GIVEN RECORDS START

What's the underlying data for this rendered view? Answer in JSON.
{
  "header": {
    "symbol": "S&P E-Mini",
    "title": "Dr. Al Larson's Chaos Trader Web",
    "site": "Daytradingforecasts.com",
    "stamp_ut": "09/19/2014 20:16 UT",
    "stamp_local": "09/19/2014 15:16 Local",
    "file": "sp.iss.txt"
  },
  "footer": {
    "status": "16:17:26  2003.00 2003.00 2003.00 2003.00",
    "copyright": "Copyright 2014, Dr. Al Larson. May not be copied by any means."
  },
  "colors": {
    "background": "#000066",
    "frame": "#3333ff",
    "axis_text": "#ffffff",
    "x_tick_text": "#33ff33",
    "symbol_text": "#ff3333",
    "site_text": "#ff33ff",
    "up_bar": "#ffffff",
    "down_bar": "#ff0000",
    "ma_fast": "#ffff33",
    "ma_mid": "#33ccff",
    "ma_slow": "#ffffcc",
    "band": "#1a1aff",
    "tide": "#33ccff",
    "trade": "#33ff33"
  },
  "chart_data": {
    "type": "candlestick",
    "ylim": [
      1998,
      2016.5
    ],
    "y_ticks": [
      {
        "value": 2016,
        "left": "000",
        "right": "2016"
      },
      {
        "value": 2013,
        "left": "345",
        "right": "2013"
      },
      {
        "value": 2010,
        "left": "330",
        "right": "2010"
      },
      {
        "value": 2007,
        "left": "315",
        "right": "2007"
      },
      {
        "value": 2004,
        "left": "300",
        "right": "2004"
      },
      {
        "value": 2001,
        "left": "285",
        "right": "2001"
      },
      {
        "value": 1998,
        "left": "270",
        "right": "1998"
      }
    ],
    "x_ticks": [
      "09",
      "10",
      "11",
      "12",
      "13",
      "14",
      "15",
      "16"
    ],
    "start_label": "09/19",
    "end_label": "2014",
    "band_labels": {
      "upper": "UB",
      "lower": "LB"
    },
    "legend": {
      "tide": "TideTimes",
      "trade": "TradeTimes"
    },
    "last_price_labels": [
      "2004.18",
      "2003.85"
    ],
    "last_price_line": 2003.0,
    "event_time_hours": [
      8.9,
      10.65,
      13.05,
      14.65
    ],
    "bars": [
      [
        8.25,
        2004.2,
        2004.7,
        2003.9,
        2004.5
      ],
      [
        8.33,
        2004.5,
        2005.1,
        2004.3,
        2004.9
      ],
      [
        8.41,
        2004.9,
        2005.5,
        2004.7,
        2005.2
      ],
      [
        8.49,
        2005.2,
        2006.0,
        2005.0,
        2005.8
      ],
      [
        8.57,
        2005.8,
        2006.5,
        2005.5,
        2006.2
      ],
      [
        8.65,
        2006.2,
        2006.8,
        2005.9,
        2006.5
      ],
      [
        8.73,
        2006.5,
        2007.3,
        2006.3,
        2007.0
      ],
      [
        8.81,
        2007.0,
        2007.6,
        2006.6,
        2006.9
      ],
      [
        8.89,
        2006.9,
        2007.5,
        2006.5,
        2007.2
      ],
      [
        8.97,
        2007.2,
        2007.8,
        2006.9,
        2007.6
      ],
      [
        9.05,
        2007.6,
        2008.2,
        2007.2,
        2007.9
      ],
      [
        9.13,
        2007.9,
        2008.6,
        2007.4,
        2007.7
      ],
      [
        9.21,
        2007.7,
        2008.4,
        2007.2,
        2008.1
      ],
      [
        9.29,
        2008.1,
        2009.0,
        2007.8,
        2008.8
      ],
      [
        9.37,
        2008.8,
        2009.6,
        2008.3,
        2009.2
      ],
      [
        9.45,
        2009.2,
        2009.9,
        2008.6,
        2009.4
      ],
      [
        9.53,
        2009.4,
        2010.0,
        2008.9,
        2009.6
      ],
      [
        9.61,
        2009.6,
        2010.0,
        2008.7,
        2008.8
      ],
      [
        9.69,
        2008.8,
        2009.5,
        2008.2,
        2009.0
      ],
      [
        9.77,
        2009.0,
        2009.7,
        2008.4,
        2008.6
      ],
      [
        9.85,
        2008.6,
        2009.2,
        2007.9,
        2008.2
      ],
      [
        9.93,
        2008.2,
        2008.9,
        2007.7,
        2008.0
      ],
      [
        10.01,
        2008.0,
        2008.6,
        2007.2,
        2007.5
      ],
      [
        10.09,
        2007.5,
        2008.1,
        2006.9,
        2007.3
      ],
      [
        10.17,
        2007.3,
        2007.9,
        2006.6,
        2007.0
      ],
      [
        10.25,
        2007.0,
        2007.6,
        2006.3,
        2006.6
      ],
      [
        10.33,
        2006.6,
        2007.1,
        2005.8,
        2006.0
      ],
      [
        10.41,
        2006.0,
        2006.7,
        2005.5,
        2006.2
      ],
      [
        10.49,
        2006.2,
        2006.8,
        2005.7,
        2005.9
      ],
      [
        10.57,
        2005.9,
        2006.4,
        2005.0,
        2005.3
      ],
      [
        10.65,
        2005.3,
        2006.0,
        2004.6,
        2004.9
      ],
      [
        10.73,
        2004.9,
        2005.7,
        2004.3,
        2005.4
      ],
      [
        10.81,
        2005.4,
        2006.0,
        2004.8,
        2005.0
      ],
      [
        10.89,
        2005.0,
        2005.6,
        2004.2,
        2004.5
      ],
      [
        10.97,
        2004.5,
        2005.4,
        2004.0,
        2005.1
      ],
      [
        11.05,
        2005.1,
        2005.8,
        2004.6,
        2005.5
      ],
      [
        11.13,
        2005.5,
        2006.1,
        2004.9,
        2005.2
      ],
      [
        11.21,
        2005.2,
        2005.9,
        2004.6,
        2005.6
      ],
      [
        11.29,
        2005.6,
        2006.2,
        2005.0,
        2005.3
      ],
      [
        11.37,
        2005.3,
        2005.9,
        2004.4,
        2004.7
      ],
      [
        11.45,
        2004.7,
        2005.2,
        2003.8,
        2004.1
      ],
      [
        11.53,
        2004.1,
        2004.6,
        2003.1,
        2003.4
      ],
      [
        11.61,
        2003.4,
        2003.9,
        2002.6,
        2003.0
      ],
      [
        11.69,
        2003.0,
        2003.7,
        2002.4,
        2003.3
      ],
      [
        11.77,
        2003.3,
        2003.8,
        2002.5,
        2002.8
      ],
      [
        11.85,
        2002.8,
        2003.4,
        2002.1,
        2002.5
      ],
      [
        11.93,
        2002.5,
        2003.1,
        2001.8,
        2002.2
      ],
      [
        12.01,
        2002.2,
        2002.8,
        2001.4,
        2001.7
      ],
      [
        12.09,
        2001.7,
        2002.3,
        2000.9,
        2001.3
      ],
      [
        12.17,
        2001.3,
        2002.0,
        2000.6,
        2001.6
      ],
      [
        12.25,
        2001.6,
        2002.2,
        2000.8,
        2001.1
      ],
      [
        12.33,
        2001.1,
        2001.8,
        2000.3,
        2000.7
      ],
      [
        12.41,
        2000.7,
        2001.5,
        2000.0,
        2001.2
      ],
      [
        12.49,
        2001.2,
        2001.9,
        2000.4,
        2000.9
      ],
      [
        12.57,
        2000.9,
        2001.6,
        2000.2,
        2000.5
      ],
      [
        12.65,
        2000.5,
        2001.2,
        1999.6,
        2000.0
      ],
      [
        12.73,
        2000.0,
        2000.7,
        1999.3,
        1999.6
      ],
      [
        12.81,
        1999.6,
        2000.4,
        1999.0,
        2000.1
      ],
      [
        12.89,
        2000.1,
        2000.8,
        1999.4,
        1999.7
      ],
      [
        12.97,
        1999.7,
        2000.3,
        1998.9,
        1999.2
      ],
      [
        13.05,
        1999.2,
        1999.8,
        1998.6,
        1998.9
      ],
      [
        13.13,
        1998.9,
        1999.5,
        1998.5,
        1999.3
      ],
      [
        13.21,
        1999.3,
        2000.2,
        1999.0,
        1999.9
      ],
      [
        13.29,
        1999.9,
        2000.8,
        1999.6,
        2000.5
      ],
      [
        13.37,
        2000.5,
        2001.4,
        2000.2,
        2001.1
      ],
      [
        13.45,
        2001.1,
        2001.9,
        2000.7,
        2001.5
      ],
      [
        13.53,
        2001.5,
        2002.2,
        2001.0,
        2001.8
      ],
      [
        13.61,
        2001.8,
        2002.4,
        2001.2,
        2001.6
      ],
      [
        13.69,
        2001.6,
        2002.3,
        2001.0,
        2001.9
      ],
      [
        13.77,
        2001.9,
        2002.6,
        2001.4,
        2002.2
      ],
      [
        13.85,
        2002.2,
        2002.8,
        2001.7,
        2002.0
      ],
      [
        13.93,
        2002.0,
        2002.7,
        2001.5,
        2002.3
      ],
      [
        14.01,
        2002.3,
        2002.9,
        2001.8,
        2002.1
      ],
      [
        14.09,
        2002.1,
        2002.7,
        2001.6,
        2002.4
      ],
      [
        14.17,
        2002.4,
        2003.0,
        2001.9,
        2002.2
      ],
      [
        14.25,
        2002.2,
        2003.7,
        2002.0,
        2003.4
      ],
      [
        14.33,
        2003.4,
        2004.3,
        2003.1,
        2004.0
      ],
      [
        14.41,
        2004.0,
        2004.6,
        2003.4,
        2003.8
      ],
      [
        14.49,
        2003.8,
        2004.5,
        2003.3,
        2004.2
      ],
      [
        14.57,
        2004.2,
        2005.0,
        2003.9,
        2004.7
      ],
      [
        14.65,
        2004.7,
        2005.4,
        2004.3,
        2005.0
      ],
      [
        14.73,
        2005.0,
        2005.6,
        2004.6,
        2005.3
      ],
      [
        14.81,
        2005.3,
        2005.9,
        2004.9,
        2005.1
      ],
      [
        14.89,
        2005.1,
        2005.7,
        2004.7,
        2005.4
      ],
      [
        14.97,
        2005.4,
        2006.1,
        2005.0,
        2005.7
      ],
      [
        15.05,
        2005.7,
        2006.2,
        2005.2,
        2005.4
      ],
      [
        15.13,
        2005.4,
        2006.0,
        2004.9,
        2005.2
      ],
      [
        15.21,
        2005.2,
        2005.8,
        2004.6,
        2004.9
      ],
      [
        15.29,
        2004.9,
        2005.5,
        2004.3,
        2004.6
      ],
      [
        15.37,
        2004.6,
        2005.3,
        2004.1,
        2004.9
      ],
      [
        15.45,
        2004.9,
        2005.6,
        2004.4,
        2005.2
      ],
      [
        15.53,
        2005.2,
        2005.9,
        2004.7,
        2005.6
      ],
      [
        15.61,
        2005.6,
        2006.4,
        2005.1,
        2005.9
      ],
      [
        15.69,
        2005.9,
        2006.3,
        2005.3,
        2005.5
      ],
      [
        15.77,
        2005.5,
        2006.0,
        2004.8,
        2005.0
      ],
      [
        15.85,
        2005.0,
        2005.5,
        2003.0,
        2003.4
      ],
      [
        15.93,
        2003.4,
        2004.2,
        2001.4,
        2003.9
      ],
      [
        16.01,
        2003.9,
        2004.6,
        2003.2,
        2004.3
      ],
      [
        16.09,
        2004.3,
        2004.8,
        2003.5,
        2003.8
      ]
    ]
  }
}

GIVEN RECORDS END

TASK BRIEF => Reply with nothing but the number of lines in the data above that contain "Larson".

ANSWER SPACE => 2